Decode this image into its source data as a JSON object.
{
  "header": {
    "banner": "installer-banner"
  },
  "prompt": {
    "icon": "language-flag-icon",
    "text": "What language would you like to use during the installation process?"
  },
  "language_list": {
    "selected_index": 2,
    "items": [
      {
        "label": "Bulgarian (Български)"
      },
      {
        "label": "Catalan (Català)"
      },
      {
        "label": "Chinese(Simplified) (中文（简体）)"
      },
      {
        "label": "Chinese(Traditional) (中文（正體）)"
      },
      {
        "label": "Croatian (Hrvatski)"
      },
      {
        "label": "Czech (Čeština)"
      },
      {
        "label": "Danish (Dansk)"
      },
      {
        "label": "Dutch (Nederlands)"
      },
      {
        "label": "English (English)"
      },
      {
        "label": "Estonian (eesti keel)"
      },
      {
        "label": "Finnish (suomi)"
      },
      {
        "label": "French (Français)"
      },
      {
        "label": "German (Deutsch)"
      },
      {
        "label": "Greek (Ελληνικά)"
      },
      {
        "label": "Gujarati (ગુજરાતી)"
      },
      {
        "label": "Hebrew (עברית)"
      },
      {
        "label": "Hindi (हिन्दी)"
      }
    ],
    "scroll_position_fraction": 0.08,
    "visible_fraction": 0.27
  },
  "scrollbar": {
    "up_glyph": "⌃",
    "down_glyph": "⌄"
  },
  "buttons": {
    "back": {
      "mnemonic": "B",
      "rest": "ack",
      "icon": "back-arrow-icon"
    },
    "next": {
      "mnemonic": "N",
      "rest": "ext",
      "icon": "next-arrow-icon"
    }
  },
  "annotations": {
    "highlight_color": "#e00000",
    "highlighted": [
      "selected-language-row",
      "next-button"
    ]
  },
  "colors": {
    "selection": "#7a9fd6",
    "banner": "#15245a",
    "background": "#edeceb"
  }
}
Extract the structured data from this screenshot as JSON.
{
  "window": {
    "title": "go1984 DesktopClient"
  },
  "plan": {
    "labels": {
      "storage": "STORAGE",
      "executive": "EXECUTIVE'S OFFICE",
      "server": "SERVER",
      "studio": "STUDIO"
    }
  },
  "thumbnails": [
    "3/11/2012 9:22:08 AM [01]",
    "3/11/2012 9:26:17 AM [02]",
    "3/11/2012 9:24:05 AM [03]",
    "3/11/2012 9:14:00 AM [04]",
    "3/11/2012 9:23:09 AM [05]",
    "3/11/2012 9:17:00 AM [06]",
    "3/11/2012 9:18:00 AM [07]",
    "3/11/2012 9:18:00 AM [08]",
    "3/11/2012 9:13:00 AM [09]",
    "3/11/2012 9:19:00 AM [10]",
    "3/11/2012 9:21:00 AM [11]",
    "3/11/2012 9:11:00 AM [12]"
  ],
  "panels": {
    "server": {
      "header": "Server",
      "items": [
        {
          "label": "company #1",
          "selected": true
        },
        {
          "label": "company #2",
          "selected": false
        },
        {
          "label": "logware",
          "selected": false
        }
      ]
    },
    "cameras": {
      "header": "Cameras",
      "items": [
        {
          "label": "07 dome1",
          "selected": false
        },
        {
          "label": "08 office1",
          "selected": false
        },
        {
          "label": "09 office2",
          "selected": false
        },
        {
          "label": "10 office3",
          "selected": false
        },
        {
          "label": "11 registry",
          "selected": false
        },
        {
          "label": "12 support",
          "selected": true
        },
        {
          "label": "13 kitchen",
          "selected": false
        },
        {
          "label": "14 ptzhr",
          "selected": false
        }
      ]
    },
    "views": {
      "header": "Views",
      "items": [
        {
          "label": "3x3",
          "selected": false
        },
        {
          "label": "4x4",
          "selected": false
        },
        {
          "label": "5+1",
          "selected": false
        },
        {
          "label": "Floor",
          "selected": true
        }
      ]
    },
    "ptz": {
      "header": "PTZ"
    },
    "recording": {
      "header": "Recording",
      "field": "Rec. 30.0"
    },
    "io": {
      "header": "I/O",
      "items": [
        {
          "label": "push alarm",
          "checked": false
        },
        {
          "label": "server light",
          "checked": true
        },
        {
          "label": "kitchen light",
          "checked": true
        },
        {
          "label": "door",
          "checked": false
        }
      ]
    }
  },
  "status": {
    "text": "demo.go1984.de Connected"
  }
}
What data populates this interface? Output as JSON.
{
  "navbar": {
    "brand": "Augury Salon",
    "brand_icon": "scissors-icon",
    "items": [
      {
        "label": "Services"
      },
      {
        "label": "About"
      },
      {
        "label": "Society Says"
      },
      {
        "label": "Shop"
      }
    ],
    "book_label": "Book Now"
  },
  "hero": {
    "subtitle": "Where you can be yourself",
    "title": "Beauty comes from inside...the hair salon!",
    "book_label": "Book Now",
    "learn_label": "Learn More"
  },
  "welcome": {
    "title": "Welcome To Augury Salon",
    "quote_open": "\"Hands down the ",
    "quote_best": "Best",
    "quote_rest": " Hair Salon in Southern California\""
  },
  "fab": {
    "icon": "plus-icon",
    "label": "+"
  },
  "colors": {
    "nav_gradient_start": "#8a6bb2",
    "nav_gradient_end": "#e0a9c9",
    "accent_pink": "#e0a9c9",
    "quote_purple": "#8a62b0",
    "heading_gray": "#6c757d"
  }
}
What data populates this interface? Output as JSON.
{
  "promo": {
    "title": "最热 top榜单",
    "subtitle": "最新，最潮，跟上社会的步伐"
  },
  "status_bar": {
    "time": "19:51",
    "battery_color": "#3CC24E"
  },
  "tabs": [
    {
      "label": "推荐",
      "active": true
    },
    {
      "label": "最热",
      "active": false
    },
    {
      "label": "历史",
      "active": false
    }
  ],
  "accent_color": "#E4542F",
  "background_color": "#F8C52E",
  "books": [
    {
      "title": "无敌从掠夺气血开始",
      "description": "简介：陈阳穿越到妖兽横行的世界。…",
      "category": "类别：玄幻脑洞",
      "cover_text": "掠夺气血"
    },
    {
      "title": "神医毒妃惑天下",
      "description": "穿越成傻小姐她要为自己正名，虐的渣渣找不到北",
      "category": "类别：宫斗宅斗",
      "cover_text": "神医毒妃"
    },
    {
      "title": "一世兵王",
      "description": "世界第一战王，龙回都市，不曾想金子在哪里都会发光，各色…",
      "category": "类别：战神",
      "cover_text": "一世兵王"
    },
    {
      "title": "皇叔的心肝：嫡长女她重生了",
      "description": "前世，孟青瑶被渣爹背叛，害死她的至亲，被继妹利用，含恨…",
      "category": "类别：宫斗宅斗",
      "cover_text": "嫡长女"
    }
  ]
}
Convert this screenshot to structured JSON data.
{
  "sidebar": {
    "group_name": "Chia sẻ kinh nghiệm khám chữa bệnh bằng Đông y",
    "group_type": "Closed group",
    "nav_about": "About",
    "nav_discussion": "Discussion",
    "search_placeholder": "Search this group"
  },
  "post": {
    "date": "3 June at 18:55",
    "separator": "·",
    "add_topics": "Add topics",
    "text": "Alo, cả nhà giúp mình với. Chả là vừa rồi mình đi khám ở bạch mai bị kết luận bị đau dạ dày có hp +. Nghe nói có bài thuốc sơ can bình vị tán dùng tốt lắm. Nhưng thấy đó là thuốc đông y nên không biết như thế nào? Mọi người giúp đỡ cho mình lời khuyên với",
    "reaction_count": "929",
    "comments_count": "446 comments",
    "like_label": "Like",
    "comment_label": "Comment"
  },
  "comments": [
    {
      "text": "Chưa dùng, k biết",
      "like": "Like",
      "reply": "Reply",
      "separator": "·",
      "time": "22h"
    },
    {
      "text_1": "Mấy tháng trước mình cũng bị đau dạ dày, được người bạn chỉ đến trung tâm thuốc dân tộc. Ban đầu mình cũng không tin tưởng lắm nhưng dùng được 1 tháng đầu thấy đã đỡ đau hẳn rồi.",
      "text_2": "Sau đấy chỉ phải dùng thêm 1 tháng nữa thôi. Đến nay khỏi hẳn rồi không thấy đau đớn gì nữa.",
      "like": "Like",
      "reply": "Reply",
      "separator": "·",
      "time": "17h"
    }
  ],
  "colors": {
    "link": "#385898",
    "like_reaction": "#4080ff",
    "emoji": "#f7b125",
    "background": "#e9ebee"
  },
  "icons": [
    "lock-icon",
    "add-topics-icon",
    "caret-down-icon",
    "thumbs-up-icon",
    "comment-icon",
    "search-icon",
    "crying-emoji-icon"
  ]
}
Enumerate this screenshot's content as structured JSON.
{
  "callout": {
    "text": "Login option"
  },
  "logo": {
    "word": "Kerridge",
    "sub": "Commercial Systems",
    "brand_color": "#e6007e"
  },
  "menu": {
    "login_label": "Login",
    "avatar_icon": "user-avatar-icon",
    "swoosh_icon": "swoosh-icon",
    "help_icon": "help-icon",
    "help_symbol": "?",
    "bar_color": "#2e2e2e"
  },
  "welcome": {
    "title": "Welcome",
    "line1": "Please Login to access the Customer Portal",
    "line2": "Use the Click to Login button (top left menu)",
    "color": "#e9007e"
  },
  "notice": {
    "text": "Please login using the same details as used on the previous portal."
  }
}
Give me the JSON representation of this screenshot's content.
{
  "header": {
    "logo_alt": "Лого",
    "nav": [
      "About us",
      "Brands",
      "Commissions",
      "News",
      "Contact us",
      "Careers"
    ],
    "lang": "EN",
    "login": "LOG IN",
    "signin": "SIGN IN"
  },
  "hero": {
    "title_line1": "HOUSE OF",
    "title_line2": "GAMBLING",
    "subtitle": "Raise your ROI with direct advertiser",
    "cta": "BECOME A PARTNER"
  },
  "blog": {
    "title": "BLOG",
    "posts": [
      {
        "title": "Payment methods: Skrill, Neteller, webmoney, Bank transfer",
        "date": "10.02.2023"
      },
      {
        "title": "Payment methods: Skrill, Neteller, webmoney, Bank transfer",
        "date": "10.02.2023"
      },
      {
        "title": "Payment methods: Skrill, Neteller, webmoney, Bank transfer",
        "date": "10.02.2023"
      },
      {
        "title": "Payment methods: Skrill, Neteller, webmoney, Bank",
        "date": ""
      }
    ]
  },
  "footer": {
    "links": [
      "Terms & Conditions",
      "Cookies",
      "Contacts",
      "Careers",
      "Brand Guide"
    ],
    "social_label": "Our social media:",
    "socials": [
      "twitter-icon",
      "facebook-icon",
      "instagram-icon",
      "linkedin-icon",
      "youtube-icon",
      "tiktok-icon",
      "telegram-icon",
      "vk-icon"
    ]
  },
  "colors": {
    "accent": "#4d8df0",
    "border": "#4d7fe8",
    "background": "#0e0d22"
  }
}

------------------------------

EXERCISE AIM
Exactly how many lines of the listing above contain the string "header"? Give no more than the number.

REPLY TO THE TASK
8